Most home insurance policies don’t fully cover the equipment you’ll need to work from home. Of course, things like computers, printers, and other equipment that most households already have will be covered by the policy, but things can get complicated if you need to have additional business equipment in your home.
If you’re working for a company, there’s a chance that your employer will have a separate insurance policy on equipment that’s provided by them, though you may still be liable for any damage or loss depending on the exact terms of the policy. If you purchase your own business equipment (that isn’t the standard ‘home office’ equipment mentioned earlier), you will likely need to arrange for additional coverage to your existing home insurance policy.
Clients Visiting The House
If you have clients that visit your house as part of the service you offer, you will need to inform your homeowners insurance company. This is because you may require something called liability insurance, which covers things like injuries and damage to the property, and is completely different to regular home insurance. Having clients visit your home immediately makes your home and the items inside of it ‘higher risk’ that a typical homowners policy.
Most insurance companies determine the extent of your home business liability based on the amount of foot traffic generated by your services, so you’ll find yourself paying lower rates if you don’t get very many in-person client visits. As an example, individuals working as pet or child minders, music teachers, or at-home beauticians will see more foot traffic than a real estate agent working from home, and so will have to purchase a policy with higher liability coverage.
Some companies will allow you to have clients visiting your home if you already have a business owner’s policy purchased. In short, this policy combines business property insurance with business liability insurance, helping you to cover anything ranging from theft or injuries, to even fire damage.
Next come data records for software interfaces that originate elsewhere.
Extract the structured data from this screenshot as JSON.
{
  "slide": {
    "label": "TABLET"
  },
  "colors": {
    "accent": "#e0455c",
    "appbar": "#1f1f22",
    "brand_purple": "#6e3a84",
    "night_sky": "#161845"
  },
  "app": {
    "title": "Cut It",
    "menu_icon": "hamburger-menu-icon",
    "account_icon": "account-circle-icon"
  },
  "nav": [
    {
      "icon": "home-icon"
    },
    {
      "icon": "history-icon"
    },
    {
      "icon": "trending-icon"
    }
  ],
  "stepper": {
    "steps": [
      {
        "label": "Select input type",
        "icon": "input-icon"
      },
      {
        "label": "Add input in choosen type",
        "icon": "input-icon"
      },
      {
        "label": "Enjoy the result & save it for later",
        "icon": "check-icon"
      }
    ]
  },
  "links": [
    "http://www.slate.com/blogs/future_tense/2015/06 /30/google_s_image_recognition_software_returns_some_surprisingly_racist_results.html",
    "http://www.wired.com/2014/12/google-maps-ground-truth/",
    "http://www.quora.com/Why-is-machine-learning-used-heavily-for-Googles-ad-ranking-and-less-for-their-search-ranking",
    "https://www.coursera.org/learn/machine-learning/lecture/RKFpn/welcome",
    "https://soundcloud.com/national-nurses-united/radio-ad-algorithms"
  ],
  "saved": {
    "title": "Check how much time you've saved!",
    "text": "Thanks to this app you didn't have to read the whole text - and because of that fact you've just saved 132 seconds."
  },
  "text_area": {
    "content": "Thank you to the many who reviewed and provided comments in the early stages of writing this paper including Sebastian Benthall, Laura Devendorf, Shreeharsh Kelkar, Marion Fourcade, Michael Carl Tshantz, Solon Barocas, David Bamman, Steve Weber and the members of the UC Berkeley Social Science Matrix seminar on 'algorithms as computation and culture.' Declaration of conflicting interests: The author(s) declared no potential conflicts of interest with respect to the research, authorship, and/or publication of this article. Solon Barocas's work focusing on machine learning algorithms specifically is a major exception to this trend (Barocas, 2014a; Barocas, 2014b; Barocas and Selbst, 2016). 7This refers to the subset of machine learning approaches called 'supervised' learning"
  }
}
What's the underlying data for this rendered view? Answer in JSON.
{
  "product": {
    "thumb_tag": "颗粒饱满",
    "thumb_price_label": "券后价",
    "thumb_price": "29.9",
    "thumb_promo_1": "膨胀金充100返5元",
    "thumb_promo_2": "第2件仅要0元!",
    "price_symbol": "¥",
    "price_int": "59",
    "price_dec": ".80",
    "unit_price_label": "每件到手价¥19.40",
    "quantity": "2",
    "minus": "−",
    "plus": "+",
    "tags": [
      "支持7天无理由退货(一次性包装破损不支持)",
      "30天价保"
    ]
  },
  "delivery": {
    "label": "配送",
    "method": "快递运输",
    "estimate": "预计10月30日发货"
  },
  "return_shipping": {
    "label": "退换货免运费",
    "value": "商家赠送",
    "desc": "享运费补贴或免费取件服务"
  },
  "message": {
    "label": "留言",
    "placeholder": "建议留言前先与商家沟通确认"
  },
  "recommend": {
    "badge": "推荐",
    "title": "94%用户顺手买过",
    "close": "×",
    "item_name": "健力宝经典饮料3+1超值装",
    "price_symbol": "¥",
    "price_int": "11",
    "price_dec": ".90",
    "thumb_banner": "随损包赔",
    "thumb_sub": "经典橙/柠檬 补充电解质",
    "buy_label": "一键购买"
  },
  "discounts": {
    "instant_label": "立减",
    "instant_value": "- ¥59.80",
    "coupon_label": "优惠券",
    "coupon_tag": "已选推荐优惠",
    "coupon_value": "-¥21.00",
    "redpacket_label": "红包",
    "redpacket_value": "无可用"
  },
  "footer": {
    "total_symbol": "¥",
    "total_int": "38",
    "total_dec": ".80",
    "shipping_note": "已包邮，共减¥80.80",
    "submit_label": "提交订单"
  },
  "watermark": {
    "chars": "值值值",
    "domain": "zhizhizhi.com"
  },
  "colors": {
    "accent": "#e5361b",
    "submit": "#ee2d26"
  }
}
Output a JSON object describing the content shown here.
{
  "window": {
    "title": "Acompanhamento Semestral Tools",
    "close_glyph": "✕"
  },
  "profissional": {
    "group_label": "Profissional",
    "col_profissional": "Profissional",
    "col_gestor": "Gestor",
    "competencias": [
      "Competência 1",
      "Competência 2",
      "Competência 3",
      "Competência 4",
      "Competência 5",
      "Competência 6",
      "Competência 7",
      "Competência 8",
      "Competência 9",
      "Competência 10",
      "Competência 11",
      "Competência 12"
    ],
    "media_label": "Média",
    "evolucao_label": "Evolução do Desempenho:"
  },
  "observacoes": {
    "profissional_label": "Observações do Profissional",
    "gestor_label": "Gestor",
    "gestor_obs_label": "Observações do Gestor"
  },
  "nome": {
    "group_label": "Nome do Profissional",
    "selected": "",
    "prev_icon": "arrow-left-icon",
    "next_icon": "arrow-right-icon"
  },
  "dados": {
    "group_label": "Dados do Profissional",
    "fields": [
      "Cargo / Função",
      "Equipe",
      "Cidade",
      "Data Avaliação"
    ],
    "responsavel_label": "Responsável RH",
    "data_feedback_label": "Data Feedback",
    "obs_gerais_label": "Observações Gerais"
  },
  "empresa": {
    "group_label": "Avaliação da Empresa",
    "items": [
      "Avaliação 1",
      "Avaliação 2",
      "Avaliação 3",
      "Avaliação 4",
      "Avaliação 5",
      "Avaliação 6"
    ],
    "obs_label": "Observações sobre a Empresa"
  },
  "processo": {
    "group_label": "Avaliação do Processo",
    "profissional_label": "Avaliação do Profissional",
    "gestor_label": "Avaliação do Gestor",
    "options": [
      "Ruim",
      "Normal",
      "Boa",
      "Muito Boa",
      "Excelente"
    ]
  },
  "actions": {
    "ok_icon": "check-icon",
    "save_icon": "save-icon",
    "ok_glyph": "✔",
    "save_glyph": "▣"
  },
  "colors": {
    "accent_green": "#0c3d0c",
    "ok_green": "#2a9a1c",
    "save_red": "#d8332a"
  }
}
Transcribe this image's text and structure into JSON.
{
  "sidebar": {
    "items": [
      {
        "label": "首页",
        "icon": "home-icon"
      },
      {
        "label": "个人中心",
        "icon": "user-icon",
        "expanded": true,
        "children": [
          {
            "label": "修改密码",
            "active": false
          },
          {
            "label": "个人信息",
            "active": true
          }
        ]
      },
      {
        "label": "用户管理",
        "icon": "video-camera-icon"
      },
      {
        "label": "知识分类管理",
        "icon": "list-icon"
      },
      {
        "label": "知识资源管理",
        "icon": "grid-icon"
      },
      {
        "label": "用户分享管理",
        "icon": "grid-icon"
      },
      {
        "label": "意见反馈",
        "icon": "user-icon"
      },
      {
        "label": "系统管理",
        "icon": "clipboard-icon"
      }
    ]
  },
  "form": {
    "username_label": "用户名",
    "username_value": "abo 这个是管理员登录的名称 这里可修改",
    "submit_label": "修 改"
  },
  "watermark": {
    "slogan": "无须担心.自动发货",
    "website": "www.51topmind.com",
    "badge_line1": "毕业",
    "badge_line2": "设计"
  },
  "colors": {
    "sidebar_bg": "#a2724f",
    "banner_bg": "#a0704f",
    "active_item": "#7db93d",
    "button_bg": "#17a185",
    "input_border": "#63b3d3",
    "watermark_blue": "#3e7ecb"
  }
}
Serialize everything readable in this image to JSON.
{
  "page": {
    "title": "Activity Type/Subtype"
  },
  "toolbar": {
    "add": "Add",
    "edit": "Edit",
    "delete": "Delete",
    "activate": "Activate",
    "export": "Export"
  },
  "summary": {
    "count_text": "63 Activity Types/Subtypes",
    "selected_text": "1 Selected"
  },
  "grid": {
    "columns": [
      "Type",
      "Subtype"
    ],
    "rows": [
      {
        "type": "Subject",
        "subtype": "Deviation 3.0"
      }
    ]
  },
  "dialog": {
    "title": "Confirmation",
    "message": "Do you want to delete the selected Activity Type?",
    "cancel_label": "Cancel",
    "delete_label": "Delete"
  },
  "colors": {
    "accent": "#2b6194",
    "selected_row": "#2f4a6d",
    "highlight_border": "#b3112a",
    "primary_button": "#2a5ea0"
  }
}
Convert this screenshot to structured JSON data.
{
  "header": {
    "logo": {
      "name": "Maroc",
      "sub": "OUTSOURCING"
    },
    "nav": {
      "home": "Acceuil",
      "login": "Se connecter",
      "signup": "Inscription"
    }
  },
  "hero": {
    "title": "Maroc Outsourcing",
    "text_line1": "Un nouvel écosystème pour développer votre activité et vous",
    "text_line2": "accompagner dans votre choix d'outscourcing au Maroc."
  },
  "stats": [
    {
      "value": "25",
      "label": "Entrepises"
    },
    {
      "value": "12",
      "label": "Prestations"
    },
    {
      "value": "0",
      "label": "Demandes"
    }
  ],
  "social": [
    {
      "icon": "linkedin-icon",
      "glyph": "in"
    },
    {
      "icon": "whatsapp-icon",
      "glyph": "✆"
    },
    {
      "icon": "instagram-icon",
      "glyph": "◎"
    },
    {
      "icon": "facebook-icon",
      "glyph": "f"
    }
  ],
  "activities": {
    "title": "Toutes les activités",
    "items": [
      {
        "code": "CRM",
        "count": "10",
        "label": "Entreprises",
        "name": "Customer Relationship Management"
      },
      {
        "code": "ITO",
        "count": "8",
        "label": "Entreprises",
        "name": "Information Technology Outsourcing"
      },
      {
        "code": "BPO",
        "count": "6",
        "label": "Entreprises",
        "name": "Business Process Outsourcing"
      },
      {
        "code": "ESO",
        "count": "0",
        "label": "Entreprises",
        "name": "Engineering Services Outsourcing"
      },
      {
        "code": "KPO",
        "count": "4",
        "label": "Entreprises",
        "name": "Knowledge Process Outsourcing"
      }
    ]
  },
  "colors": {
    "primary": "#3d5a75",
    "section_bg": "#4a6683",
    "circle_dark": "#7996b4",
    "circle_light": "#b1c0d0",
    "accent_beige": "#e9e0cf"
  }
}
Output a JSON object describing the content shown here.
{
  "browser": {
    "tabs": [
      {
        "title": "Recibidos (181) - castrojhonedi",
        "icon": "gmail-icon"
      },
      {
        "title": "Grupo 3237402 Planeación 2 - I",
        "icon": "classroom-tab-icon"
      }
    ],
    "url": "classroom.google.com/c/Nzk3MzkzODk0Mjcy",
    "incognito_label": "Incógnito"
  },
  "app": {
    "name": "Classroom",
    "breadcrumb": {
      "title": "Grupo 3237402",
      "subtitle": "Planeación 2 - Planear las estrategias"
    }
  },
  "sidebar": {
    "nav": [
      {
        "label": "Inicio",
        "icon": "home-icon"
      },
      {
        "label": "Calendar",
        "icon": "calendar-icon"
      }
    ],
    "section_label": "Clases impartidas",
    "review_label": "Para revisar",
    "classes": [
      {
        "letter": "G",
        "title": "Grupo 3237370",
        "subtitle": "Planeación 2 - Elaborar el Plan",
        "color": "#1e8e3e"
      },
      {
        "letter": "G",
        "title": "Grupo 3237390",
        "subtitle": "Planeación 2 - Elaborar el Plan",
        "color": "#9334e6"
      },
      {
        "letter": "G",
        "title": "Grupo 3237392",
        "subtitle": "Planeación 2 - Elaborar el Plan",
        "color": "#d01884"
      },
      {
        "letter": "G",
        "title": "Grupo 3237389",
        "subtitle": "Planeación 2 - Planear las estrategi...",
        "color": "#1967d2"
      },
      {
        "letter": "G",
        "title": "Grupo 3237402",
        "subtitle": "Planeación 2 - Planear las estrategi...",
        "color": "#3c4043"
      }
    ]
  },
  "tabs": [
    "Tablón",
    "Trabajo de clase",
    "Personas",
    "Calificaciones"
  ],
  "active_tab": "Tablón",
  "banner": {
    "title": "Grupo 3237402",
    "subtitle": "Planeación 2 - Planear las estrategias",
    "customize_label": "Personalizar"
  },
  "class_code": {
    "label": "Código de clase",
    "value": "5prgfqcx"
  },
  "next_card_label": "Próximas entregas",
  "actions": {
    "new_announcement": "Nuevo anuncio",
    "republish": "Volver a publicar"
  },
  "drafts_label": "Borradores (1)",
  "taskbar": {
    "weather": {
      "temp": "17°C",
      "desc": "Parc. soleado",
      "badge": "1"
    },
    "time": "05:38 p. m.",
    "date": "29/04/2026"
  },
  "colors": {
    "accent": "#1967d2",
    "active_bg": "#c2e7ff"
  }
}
However, this does depend on the insurance provider, so make sure to research this carefully to avoid purchasing the wrong kind of policy.